Wednesday, May 7, 2008

PLCB Blog: Reason #4

I remember the first time I visited Johnstown. I was driving in from Pittsburgh, and it had been raining heavily. The sky was still gray and threatening, and local streams and creeks were swollen, brim-full. I mentioned this to a Johnstown resident, and his dead-serious response was, "You might not want to talk about that. We're kind of touchy about that."

Say the name, "Johnstown," and people think "flood." The flood they're thinking of was in 1889, a catastrophe caused by a dam failure, but there were other floods in Johnstown, in 1894, 1907, 1924, and 1977. The biggest flood after the 1889 event, though, was the "St. Patrick's Day Flood" in 1936. Damage was extensive, and the State responded with clean-up and recovery aid. The expenditures were covered by a quickly-imposed Emergency Tax of 10% on all wine and liquor sold in the State Stores.

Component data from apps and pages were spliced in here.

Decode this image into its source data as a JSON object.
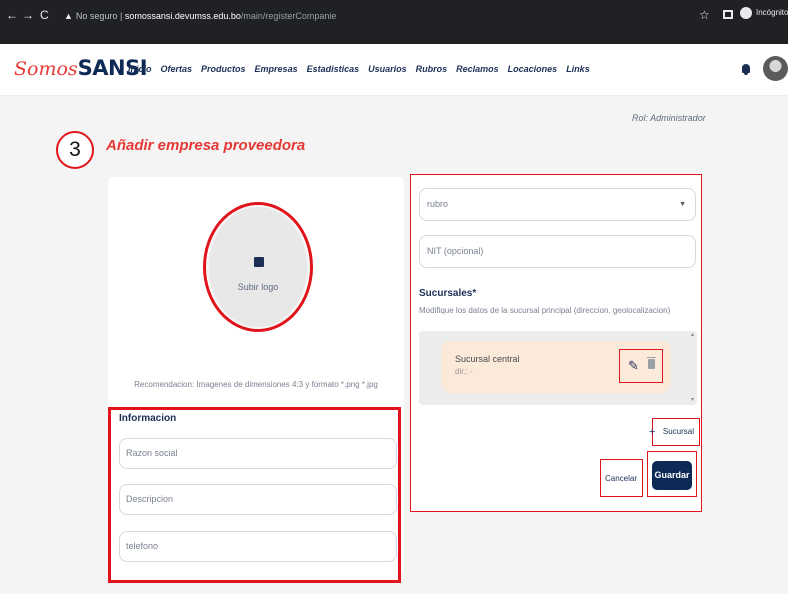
{
  "browser": {
    "back": "←",
    "forward": "→",
    "reload": "C",
    "security_warning": "▲",
    "security_label": "No seguro",
    "url_host": "somossansi.devumss.edu.bo",
    "url_path": "/main/registerCompanie",
    "profile_label": "Incógnito"
  },
  "app": {
    "logo_part1": "Somos",
    "logo_part2": "SANSI",
    "nav": [
      "Inicio",
      "Ofertas",
      "Productos",
      "Empresas",
      "Estadisticas",
      "Usuarios",
      "Rubros",
      "Reclamos",
      "Locaciones",
      "Links"
    ]
  },
  "page": {
    "role": "Rol: Administrador",
    "step_number": "3",
    "title": "Añadir empresa proveedora"
  },
  "upload": {
    "label": "Subir logo",
    "recommendation": "Recomendacion: Imagenes de dimensiones 4:3 y formato *.png *.jpg"
  },
  "info": {
    "heading": "Informacion",
    "fields": {
      "razon_social": "Razon social",
      "descripcion": "Descripcion",
      "telefono": "telefono"
    }
  },
  "company": {
    "rubro_placeholder": "rubro",
    "nit_placeholder": "NIT (opcional)",
    "sucursales_label": "Sucursales*",
    "sucursales_hint": "Modifique los datos de la sucursal principal (direccion, geolocalizacion)",
    "branch": {
      "name": "Sucursal central",
      "address": "dir.: -"
    },
    "add_branch_label": "Sucursal",
    "cancel_label": "Cancelar",
    "save_label": "Guardar"
  },
  "colors": {
    "accent_red": "#e53935",
    "brand_navy": "#0d2a57",
    "annotation_red": "#e0151b",
    "branch_bg": "#fbe9d9"
  }
}
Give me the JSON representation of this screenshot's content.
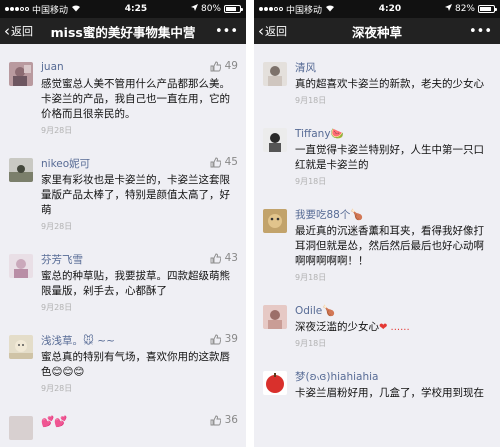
{
  "left": {
    "status": {
      "carrier": "中国移动",
      "time": "4:25",
      "battery": "80%",
      "battery_level": 0.8
    },
    "nav": {
      "back": "返回",
      "title": "miss蜜的美好事物集中营",
      "more": "•••"
    },
    "comments": [
      {
        "name": "juan",
        "likes": "49",
        "text": "感觉蜜总人美不管用什么产品都那么美。卡姿兰的产品，我自己也一直在用，它的价格而且很亲民的。",
        "date": "9月28日",
        "emoji": ""
      },
      {
        "name": "nikeo妮可",
        "likes": "45",
        "text": "家里有彩妆也是卡姿兰的，卡姿兰这套限量版产品太棒了，特别是颜值太高了，好萌",
        "date": "9月28日",
        "emoji": ""
      },
      {
        "name": "芬芳飞雪",
        "likes": "43",
        "text": "蜜总的种草贴，我要拔草。四款超级萌熊限量版，剁手去，心都酥了",
        "date": "9月28日",
        "emoji": ""
      },
      {
        "name": "浅浅草。🐭 ~~",
        "likes": "39",
        "text": "蜜总真的特别有气场，喜欢你用的这款唇色",
        "date": "9月28日",
        "emoji": "😊😊😊"
      },
      {
        "name": "💕💕",
        "likes": "36",
        "text": "",
        "date": "",
        "emoji": ""
      }
    ]
  },
  "right": {
    "status": {
      "carrier": "中国移动",
      "time": "4:20",
      "battery": "82%",
      "battery_level": 0.82
    },
    "nav": {
      "back": "返回",
      "title": "深夜种草",
      "more": "•••"
    },
    "comments": [
      {
        "name": "清风",
        "text": "真的超喜欢卡姿兰的新款，老夫的少女心",
        "date": "9月18日",
        "emoji": ""
      },
      {
        "name": "Tiffany🍉",
        "text": "一直觉得卡姿兰特别好，人生中第一只口红就是卡姿兰的",
        "date": "9月18日",
        "emoji": ""
      },
      {
        "name": "我要吃88个🍗",
        "text": "最近真的沉迷香薰和耳夹，看得我好像打耳洞但就是怂，然后然后最后也好心动啊啊啊啊啊啊！！",
        "date": "9月18日",
        "emoji": ""
      },
      {
        "name": "Odile🍗",
        "text": "深夜泛滥的少女心",
        "date": "9月18日",
        "emoji": "❤ ......"
      },
      {
        "name": "梦(ʚ៶ɞ)hiahiahia",
        "text": "卡姿兰眉粉好用，几盒了，学校用到现在",
        "date": "",
        "emoji": ""
      }
    ]
  },
  "colors": {
    "nav_bg": "#222222",
    "status_bg": "#111111",
    "list_bg": "#efeff4",
    "name": "#576b95",
    "date": "#b2b2b2"
  }
}
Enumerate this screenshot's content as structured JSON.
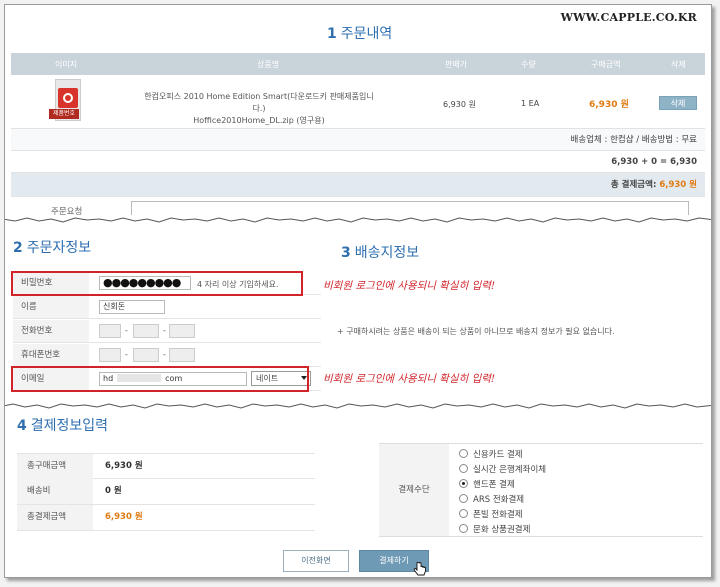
{
  "watermark": "WWW.CAPPLE.CO.KR",
  "order": {
    "section_num": "1",
    "section_title": "주문내역",
    "columns": [
      "이미지",
      "상품명",
      "판매가",
      "수량",
      "구매금액",
      "삭제"
    ],
    "product": {
      "image_badge": "제품번호",
      "name_line1": "한컴오피스 2010 Home Edition Smart(다운로드키 판매제품입니다.)",
      "name_line2": "Hoffice2010Home_DL.zip (영구용)",
      "price": "6,930 원",
      "qty": "1 EA",
      "total": "6,930 원",
      "delete_label": "삭제"
    },
    "shipping_info": "배송업체 : 한컴샵 / 배송방법 : 무료",
    "sum_line": "6,930 + 0 = 6,930",
    "total_label": "총 결제금액:",
    "total_amount": "6,930 원",
    "memo_label": "주문요청"
  },
  "orderer": {
    "section_num": "2",
    "section_title": "주문자정보",
    "password_label": "비밀번호",
    "password_value": "●●●●●●●●●",
    "password_hint": "4 자리 이상 기입하세요.",
    "name_label": "이름",
    "name_value": "신회돈",
    "phone_label": "전화번호",
    "mobile_label": "휴대폰번호",
    "email_label": "이메일",
    "email_local": "hd",
    "email_domain_tail": "com",
    "email_select": "네이트"
  },
  "annotations": {
    "password_note": "비회원 로그인에 사용되니 확실히 입력!",
    "email_note": "비회원 로그인에 사용되니 확실히 입력!"
  },
  "shipping": {
    "section_num": "3",
    "section_title": "배송지정보",
    "note": "+ 구매하시려는 상품은 배송이 되는 상품이 아니므로 배송지 정보가 필요 없습니다."
  },
  "payment": {
    "section_num": "4",
    "section_title": "결제정보입력",
    "rows": [
      {
        "label": "총구매금액",
        "value": "6,930 원"
      },
      {
        "label": "배송비",
        "value": "0 원"
      },
      {
        "label": "총결제금액",
        "value": "6,930 원"
      }
    ],
    "method_label": "결제수단",
    "methods": [
      "신용카드 결제",
      "실시간 은행계좌이체",
      "핸드폰 결제",
      "ARS 전화결제",
      "폰빌 전화결제",
      "문화 상품권결제"
    ],
    "selected_method": "핸드폰 결제"
  },
  "buttons": {
    "prev": "이전화면",
    "pay": "결제하기"
  },
  "colors": {
    "accent_blue": "#2f6fb0",
    "price_orange": "#e07b13",
    "annotation_red": "#d2232a",
    "header_gray": "#c9d3da"
  }
}
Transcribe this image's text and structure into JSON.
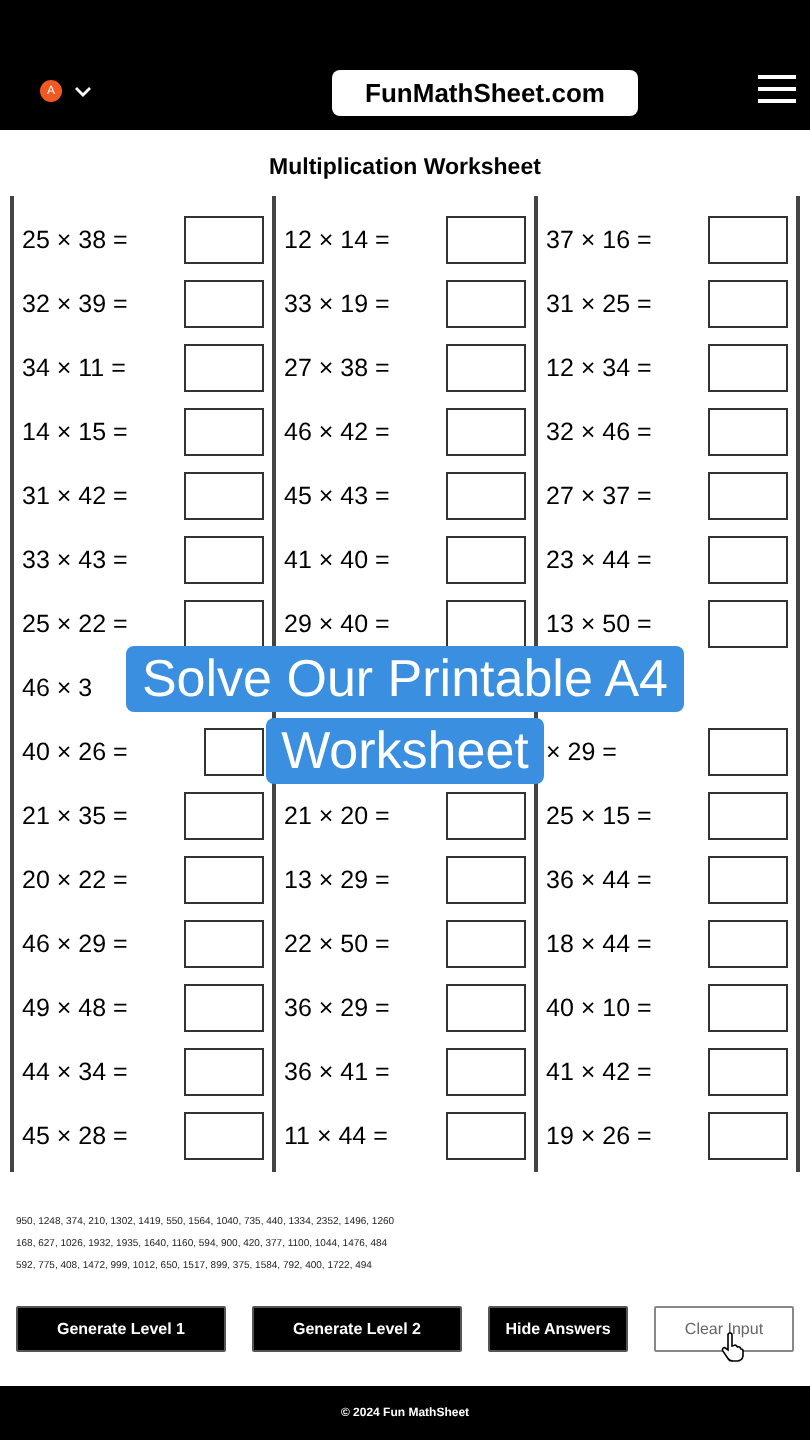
{
  "header": {
    "avatar": "A",
    "logo": "FunMathSheet.com"
  },
  "title": "Multiplication Worksheet",
  "columns": [
    {
      "problems": [
        {
          "text": "25 × 38 ="
        },
        {
          "text": "32 × 39 ="
        },
        {
          "text": "34 × 11 ="
        },
        {
          "text": "14 × 15 ="
        },
        {
          "text": "31 × 42 ="
        },
        {
          "text": "33 × 43 ="
        },
        {
          "text": "25 × 22 ="
        },
        {
          "text": "46 × 3"
        },
        {
          "text": "40 × 26 ="
        },
        {
          "text": "21 × 35 ="
        },
        {
          "text": "20 × 22 ="
        },
        {
          "text": "46 × 29 ="
        },
        {
          "text": "49 × 48 ="
        },
        {
          "text": "44 × 34 ="
        },
        {
          "text": "45 × 28 ="
        }
      ]
    },
    {
      "problems": [
        {
          "text": "12 × 14 ="
        },
        {
          "text": "33 × 19 ="
        },
        {
          "text": "27 × 38 ="
        },
        {
          "text": "46 × 42 ="
        },
        {
          "text": "45 × 43 ="
        },
        {
          "text": "41 × 40 ="
        },
        {
          "text": "29 × 40 ="
        },
        {
          "kind": "covered"
        },
        {
          "kind": "covered"
        },
        {
          "text": "21 × 20 ="
        },
        {
          "text": "13 × 29 ="
        },
        {
          "text": "22 × 50 ="
        },
        {
          "text": "36 × 29 ="
        },
        {
          "text": "36 × 41 ="
        },
        {
          "text": "11 × 44 ="
        }
      ]
    },
    {
      "problems": [
        {
          "text": "37 × 16 ="
        },
        {
          "text": "31 × 25 ="
        },
        {
          "text": "12 × 34 ="
        },
        {
          "text": "32 × 46 ="
        },
        {
          "text": "27 × 37 ="
        },
        {
          "text": "23 × 44 ="
        },
        {
          "text": "13 × 50 ="
        },
        {
          "kind": "covered"
        },
        {
          "text": "× 29 ="
        },
        {
          "text": "25 × 15 ="
        },
        {
          "text": "36 × 44 ="
        },
        {
          "text": "18 × 44 ="
        },
        {
          "text": "40 × 10 ="
        },
        {
          "text": "41 × 42 ="
        },
        {
          "text": "19 × 26 ="
        }
      ]
    }
  ],
  "answers": [
    "950, 1248, 374, 210, 1302, 1419, 550, 1564, 1040, 735, 440, 1334, 2352, 1496, 1260",
    "168, 627, 1026, 1932, 1935, 1640, 1160, 594, 900, 420, 377, 1100, 1044, 1476, 484",
    "592, 775, 408, 1472, 999, 1012, 650, 1517, 899, 375, 1584, 792, 400, 1722, 494"
  ],
  "buttons": [
    {
      "label": "Generate Level 1",
      "kind": "filled"
    },
    {
      "label": "Generate Level 2",
      "kind": "filled"
    },
    {
      "label": "Hide Answers",
      "kind": "filled"
    },
    {
      "label": "Clear Input",
      "kind": "outline"
    }
  ],
  "banner": [
    "Solve Our Printable A4",
    "Worksheet"
  ],
  "footer": "© 2024 Fun MathSheet"
}
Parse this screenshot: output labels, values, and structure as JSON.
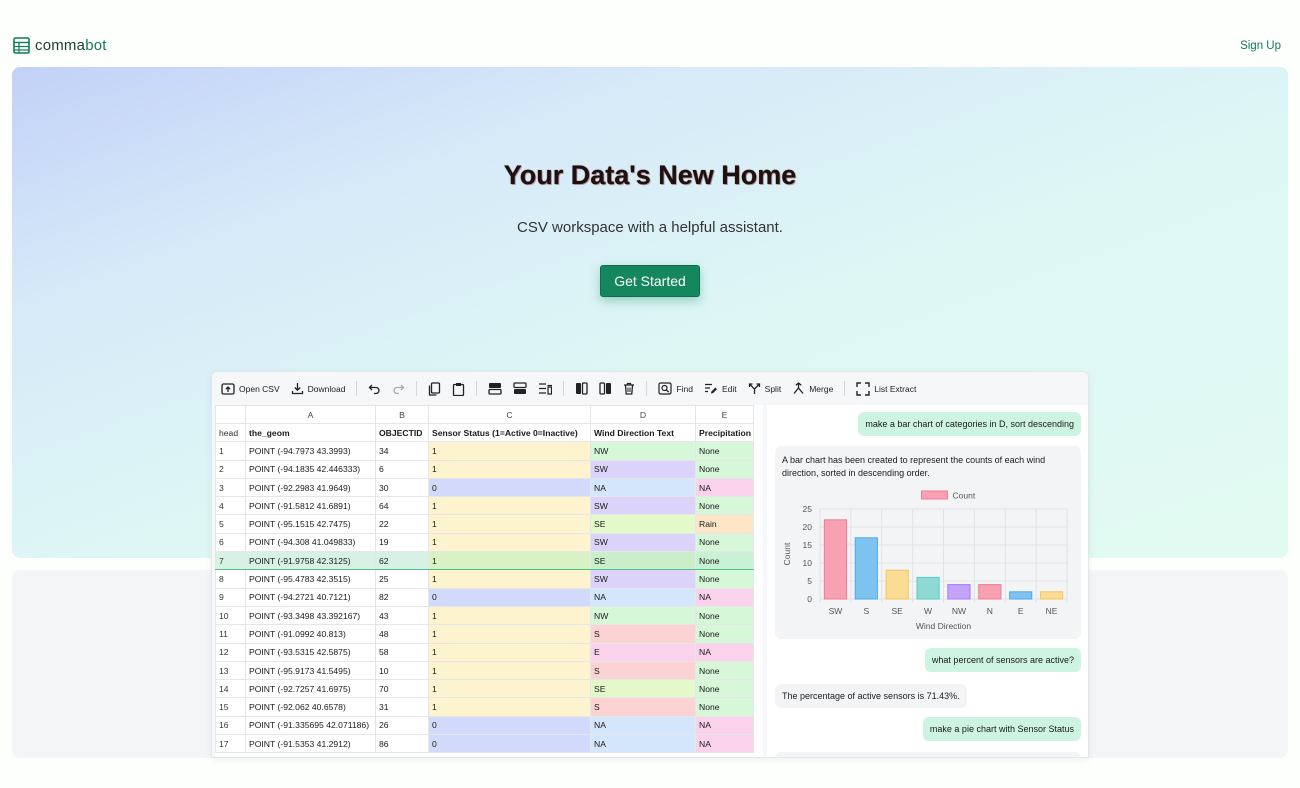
{
  "brand": {
    "name_part1": "comma",
    "name_part2": "bot"
  },
  "nav": {
    "signup": "Sign Up"
  },
  "hero": {
    "title": "Your Data's New Home",
    "subtitle": "CSV workspace with a helpful assistant.",
    "cta": "Get Started"
  },
  "toolbar": {
    "open_csv": "Open CSV",
    "download": "Download",
    "find": "Find",
    "edit": "Edit",
    "split": "Split",
    "merge": "Merge",
    "list_extract": "List Extract"
  },
  "grid": {
    "col_letters": [
      "A",
      "B",
      "C",
      "D",
      "E"
    ],
    "header_label": "head",
    "headers": [
      "the_geom",
      "OBJECTID",
      "Sensor Status (1=Active 0=Inactive)",
      "Wind Direction Text",
      "Precipitation"
    ],
    "rows": [
      [
        "1",
        "POINT (-94.7973 43.3993)",
        "34",
        "1",
        "NW",
        "None"
      ],
      [
        "2",
        "POINT (-94.1835 42.446333)",
        "6",
        "1",
        "SW",
        "None"
      ],
      [
        "3",
        "POINT (-92.2983 41.9649)",
        "30",
        "0",
        "NA",
        "NA"
      ],
      [
        "4",
        "POINT (-91.5812 41.6891)",
        "64",
        "1",
        "SW",
        "None"
      ],
      [
        "5",
        "POINT (-95.1515 42.7475)",
        "22",
        "1",
        "SE",
        "Rain"
      ],
      [
        "6",
        "POINT (-94.308 41.049833)",
        "19",
        "1",
        "SW",
        "None"
      ],
      [
        "7",
        "POINT (-91.9758 42.3125)",
        "62",
        "1",
        "SE",
        "None"
      ],
      [
        "8",
        "POINT (-95.4783 42.3515)",
        "25",
        "1",
        "SW",
        "None"
      ],
      [
        "9",
        "POINT (-94.2721 40.7121)",
        "82",
        "0",
        "NA",
        "NA"
      ],
      [
        "10",
        "POINT (-93.3498 43.392167)",
        "43",
        "1",
        "NW",
        "None"
      ],
      [
        "11",
        "POINT (-91.0992 40.813)",
        "48",
        "1",
        "S",
        "None"
      ],
      [
        "12",
        "POINT (-93.5315 42.5875)",
        "58",
        "1",
        "E",
        "NA"
      ],
      [
        "13",
        "POINT (-95.9173 41.5495)",
        "10",
        "1",
        "S",
        "None"
      ],
      [
        "14",
        "POINT (-92.7257 41.6975)",
        "70",
        "1",
        "SE",
        "None"
      ],
      [
        "15",
        "POINT (-92.062 40.6578)",
        "31",
        "1",
        "S",
        "None"
      ],
      [
        "16",
        "POINT (-91.335695 42.071186)",
        "26",
        "0",
        "NA",
        "NA"
      ],
      [
        "17",
        "POINT (-91.5353 41.2912)",
        "86",
        "0",
        "NA",
        "NA"
      ]
    ],
    "selected_row": "7",
    "colors": {
      "yellow": "#fdf4cf",
      "blue": "#d1dafa",
      "green": "#d6f8d9",
      "purple": "#dcd3fa",
      "red": "#fbd3d3",
      "pink": "#fbd2ec",
      "light": "#d3e6fb",
      "lime": "#e4f9c9",
      "orange": "#fde6c8"
    }
  },
  "chat": {
    "msg1": "make a bar chart of categories in D, sort descending",
    "bot1": "A bar chart has been created to represent the counts of each wind direction, sorted in descending order.",
    "msg2": "what percent of sensors are active?",
    "bot2": "The percentage of active sensors is 71.43%.",
    "msg3": "make a pie chart with Sensor Status"
  },
  "chart_data": {
    "type": "bar",
    "categories": [
      "SW",
      "S",
      "SE",
      "W",
      "NW",
      "N",
      "E",
      "NE"
    ],
    "series": [
      {
        "name": "Count",
        "values": [
          22,
          17,
          8,
          6,
          4,
          4,
          2,
          2
        ]
      }
    ],
    "title": "",
    "xlabel": "Wind Direction",
    "ylabel": "Count",
    "ylim": [
      0,
      25
    ],
    "yticks": [
      0,
      5,
      10,
      15,
      20,
      25
    ],
    "grid": true,
    "legend": "top",
    "colors": [
      "#f7a1b3",
      "#7ec3ef",
      "#fbdc95",
      "#8fd9d5",
      "#c4a4fa",
      "#f7a1b3",
      "#7ec3ef",
      "#fbdc95"
    ],
    "edge_colors": [
      "#f07b95",
      "#4fa9e8",
      "#f6c45c",
      "#5cc9c2",
      "#a37cf7",
      "#f07b95",
      "#4fa9e8",
      "#f6c45c"
    ]
  }
}
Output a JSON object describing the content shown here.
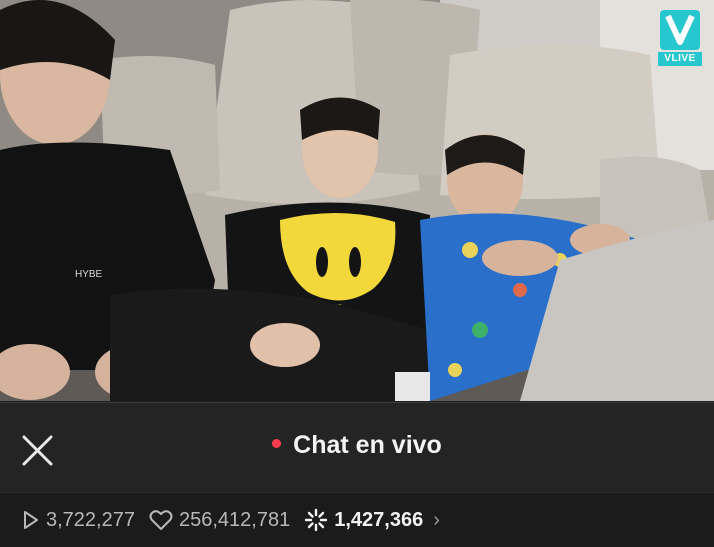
{
  "video": {
    "logo_text": "VLIVE",
    "shirt_text": "HYBE",
    "accent": "#27c7cf"
  },
  "chat": {
    "title": "Chat en vivo",
    "live_dot_color": "#ff3b4e",
    "close_icon": "close-icon"
  },
  "stats": {
    "plays": "3,722,277",
    "likes": "256,412,781",
    "viewers": "1,427,366"
  }
}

You may have heard that we're still paying this Emergency Tax. Well, that's not really true; we're no longer paying a 10% Johnstown Flood Emergency Tax. Don't be silly; that was over 70 years ago! No, we're paying an 18% Johnstown Flood Emergency Tax for an "emergency" that ended 71 years ago, because the State raised the tax to 15% in 1963 and then again to 18% in 1968. That's some emergency.

Reason #4:

The Ridiculous 72-Year Old Emergency Tax

6 comments:

creamaledrinker said...

Hi Lew,
You should check out the Johnstown Flood Documentary sometime if you haven't seen it. Narrated by Richard Dreyfuss, it's very well done and moving.
http://xrl.us/jtownflood


Also in reply to your email a couple weeks ago, Cream Ale sales are up!
http://xrl.us/creamale
High Falls Brewing Co. took out a few full page ads yesterday in local publications urging people to buy local. Not to by "blue". Per the article it seems like the buyout rumors are just that - rumors. Still now word on the brewmaster though.

Orconectes said...

What is this money used for now?

Lew Bryson said...

orconectes,

The money goes into the General Fund, which is to say, it's just money to the State, all part of the big revenue stream. It is not tagged for anything in particular.

HolzBrew said...

My family is from Johnstown and my great grand father died rescuing people in the famous flood as he was a fireman. My family hasn't received any money from the emergency PA tax fund over years despite his sacrifice. Not that we expect any money.

Great blog, I read it daily.

Scoats said...

It should also be noted that

1) This is a regressive tax, like just all new state taxes in recent memory. By regressive I mean that it fits poorer folks heavier as a percentage of their income.

2) More importantly, citizens have to pay state 6% sales tax on the tax, which really doesn't seem right.

Lew Bryson said...

Thanks, Scoats: I should have pointed that bit about it being a regressive tax out, and may re-write the full post at the other blog to reflect that.